Task = Exactly as given, write out all the entries again.

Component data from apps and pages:
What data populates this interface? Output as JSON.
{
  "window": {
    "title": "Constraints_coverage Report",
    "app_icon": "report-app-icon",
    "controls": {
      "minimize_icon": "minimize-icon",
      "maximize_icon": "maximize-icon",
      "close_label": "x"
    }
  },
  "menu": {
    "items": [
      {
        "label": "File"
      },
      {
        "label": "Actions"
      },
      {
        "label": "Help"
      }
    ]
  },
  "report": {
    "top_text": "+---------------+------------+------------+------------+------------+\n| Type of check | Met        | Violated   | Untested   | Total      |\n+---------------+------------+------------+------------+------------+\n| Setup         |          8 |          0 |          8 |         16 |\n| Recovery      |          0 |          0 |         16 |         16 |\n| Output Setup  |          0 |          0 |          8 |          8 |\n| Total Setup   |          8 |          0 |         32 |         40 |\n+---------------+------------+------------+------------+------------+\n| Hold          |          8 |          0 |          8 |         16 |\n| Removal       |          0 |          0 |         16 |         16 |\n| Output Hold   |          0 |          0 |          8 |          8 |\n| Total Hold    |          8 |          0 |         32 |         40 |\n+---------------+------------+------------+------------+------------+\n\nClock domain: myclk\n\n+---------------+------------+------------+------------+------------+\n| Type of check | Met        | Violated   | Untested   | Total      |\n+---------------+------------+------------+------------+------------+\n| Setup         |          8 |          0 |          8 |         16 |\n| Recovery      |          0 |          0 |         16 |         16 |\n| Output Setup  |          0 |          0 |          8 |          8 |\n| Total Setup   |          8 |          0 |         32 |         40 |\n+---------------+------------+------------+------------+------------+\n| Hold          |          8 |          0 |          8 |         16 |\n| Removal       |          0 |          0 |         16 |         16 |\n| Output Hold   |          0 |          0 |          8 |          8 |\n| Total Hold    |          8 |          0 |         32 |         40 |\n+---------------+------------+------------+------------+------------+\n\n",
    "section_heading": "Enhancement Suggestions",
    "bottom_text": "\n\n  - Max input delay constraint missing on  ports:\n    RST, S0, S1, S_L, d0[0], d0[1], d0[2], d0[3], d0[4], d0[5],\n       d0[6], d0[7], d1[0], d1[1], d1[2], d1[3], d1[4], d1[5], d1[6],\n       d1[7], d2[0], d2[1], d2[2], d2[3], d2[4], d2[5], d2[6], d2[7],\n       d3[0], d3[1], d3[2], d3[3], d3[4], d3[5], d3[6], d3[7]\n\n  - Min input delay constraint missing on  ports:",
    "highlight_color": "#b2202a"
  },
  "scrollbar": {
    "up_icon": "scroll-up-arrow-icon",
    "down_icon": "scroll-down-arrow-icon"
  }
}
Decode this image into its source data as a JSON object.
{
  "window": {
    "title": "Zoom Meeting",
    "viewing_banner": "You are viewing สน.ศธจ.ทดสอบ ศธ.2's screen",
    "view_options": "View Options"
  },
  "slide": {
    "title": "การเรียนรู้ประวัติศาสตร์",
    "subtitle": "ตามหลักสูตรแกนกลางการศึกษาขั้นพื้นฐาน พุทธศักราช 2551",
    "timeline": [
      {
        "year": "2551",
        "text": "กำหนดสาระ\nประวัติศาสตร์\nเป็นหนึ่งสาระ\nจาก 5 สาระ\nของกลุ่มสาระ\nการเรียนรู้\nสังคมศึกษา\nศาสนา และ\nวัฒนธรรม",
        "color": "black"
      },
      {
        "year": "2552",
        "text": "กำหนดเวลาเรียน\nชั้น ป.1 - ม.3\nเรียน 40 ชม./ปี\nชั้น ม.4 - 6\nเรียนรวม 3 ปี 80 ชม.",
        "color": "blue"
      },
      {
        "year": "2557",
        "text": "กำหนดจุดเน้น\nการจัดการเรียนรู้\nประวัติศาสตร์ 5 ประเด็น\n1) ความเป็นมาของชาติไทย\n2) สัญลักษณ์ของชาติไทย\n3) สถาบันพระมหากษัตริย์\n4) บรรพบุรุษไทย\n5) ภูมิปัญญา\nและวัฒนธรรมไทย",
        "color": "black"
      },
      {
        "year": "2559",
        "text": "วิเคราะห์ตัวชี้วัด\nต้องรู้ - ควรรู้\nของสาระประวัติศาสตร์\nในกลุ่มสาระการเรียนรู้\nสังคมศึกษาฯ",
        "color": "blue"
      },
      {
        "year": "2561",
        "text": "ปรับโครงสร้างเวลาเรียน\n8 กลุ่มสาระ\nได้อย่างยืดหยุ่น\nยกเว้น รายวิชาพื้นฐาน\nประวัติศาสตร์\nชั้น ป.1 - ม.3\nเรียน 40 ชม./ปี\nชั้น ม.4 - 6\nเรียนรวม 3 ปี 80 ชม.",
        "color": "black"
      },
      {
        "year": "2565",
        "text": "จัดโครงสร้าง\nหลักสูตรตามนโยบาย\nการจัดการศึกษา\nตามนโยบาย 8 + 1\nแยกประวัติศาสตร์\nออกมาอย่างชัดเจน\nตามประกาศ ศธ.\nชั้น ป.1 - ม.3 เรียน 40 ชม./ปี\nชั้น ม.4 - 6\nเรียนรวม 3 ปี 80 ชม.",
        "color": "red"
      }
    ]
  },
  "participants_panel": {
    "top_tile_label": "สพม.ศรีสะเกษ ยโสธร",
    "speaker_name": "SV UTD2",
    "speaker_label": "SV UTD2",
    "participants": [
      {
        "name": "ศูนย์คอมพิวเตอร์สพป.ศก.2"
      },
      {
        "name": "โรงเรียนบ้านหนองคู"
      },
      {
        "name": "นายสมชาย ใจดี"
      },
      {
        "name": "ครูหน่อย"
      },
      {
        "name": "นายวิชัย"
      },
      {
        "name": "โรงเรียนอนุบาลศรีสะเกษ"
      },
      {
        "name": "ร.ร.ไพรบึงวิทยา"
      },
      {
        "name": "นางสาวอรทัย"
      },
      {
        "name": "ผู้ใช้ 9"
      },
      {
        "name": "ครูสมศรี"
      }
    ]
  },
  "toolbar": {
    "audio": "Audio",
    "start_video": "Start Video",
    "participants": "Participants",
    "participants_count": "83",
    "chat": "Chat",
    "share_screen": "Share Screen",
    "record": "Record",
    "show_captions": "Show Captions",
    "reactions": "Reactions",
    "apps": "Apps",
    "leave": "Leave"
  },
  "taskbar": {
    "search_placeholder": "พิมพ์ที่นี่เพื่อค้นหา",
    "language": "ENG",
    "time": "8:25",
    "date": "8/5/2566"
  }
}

Your response =
What data populates this interface? Output as JSON.
{
  "window": {
    "title": "Constraints_coverage Report",
    "app_icon": "report-app-icon",
    "controls": {
      "minimize_icon": "minimize-icon",
      "maximize_icon": "maximize-icon",
      "close_label": "x"
    }
  },
  "menu": {
    "items": [
      {
        "label": "File"
      },
      {
        "label": "Actions"
      },
      {
        "label": "Help"
      }
    ]
  },
  "report": {
    "top_text": "+---------------+------------+------------+------------+------------+\n| Type of check | Met        | Violated   | Untested   | Total      |\n+---------------+------------+------------+------------+------------+\n| Setup         |          8 |          0 |          8 |         16 |\n| Recovery      |          0 |          0 |         16 |         16 |\n| Output Setup  |          0 |          0 |          8 |          8 |\n| Total Setup   |          8 |          0 |         32 |         40 |\n+---------------+------------+------------+------------+------------+\n| Hold          |          8 |          0 |          8 |         16 |\n| Removal       |          0 |          0 |         16 |         16 |\n| Output Hold   |          0 |          0 |          8 |          8 |\n| Total Hold    |          8 |          0 |         32 |         40 |\n+---------------+------------+------------+------------+------------+\n\nClock domain: myclk\n\n+---------------+------------+------------+------------+------------+\n| Type of check | Met        | Violated   | Untested   | Total      |\n+---------------+------------+------------+------------+------------+\n| Setup         |          8 |          0 |          8 |         16 |\n| Recovery      |          0 |          0 |         16 |         16 |\n| Output Setup  |          0 |          0 |          8 |          8 |\n| Total Setup   |          8 |          0 |         32 |         40 |\n+---------------+------------+------------+------------+------------+\n| Hold          |          8 |          0 |          8 |         16 |\n| Removal       |          0 |          0 |         16 |         16 |\n| Output Hold   |          0 |          0 |          8 |          8 |\n| Total Hold    |          8 |          0 |         32 |         40 |\n+---------------+------------+------------+------------+------------+\n\n",
    "section_heading": "Enhancement Suggestions",
    "bottom_text": "\n\n  - Max input delay constraint missing on  ports:\n    RST, S0, S1, S_L, d0[0], d0[1], d0[2], d0[3], d0[4], d0[5],\n       d0[6], d0[7], d1[0], d1[1], d1[2], d1[3], d1[4], d1[5], d1[6],\n       d1[7], d2[0], d2[1], d2[2], d2[3], d2[4], d2[5], d2[6], d2[7],\n       d3[0], d3[1], d3[2], d3[3], d3[4], d3[5], d3[6], d3[7]\n\n  - Min input delay constraint missing on  ports:",
    "highlight_color": "#b2202a"
  },
  "scrollbar": {
    "up_icon": "scroll-up-arrow-icon",
    "down_icon": "scroll-down-arrow-icon"
  }
}
Decode this image into its source data as a JSON object.
{
  "window": {
    "title": "Zoom Meeting",
    "viewing_banner": "You are viewing สน.ศธจ.ทดสอบ ศธ.2's screen",
    "view_options": "View Options"
  },
  "slide": {
    "title": "การเรียนรู้ประวัติศาสตร์",
    "subtitle": "ตามหลักสูตรแกนกลางการศึกษาขั้นพื้นฐาน พุทธศักราช 2551",
    "timeline": [
      {
        "year": "2551",
        "text": "กำหนดสาระ\nประวัติศาสตร์\nเป็นหนึ่งสาระ\nจาก 5 สาระ\nของกลุ่มสาระ\nการเรียนรู้\nสังคมศึกษา\nศาสนา และ\nวัฒนธรรม",
        "color": "black"
      },
      {
        "year": "2552",
        "text": "กำหนดเวลาเรียน\nชั้น ป.1 - ม.3\nเรียน 40 ชม./ปี\nชั้น ม.4 - 6\nเรียนรวม 3 ปี 80 ชม.",
        "color": "blue"
      },
      {
        "year": "2557",
        "text": "กำหนดจุดเน้น\nการจัดการเรียนรู้\nประวัติศาสตร์ 5 ประเด็น\n1) ความเป็นมาของชาติไทย\n2) สัญลักษณ์ของชาติไทย\n3) สถาบันพระมหากษัตริย์\n4) บรรพบุรุษไทย\n5) ภูมิปัญญา\nและวัฒนธรรมไทย",
        "color": "black"
      },
      {
        "year": "2559",
        "text": "วิเคราะห์ตัวชี้วัด\nต้องรู้ - ควรรู้\nของสาระประวัติศาสตร์\nในกลุ่มสาระการเรียนรู้\nสังคมศึกษาฯ",
        "color": "blue"
      },
      {
        "year": "2561",
        "text": "ปรับโครงสร้างเวลาเรียน\n8 กลุ่มสาระ\nได้อย่างยืดหยุ่น\nยกเว้น รายวิชาพื้นฐาน\nประวัติศาสตร์\nชั้น ป.1 - ม.3\nเรียน 40 ชม./ปี\nชั้น ม.4 - 6\nเรียนรวม 3 ปี 80 ชม.",
        "color": "black"
      },
      {
        "year": "2565",
        "text": "จัดโครงสร้าง\nหลักสูตรตามนโยบาย\nการจัดการศึกษา\nตามนโยบาย 8 + 1\nแยกประวัติศาสตร์\nออกมาอย่างชัดเจน\nตามประกาศ ศธ.\nชั้น ป.1 - ม.3 เรียน 40 ชม./ปี\nชั้น ม.4 - 6\nเรียนรวม 3 ปี 80 ชม.",
        "color": "red"
      }
    ]
  },
  "participants_panel": {
    "top_tile_label": "สพม.ศรีสะเกษ ยโสธร",
    "speaker_name": "SV UTD2",
    "speaker_label": "SV UTD2",
    "participants": [
      {
        "name": "ศูนย์คอมพิวเตอร์สพป.ศก.2"
      },
      {
        "name": "โรงเรียนบ้านหนองคู"
      },
      {
        "name": "นายสมชาย ใจดี"
      },
      {
        "name": "ครูหน่อย"
      },
      {
        "name": "นายวิชัย"
      },
      {
        "name": "โรงเรียนอนุบาลศรีสะเกษ"
      },
      {
        "name": "ร.ร.ไพรบึงวิทยา"
      },
      {
        "name": "นางสาวอรทัย"
      },
      {
        "name": "ผู้ใช้ 9"
      },
      {
        "name": "ครูสมศรี"
      }
    ]
  },
  "toolbar": {
    "audio": "Audio",
    "start_video": "Start Video",
    "participants": "Participants",
    "participants_count": "83",
    "chat": "Chat",
    "share_screen": "Share Screen",
    "record": "Record",
    "show_captions": "Show Captions",
    "reactions": "Reactions",
    "apps": "Apps",
    "leave": "Leave"
  },
  "taskbar": {
    "search_placeholder": "พิมพ์ที่นี่เพื่อค้นหา",
    "language": "ENG",
    "time": "8:25",
    "date": "8/5/2566"
  }
}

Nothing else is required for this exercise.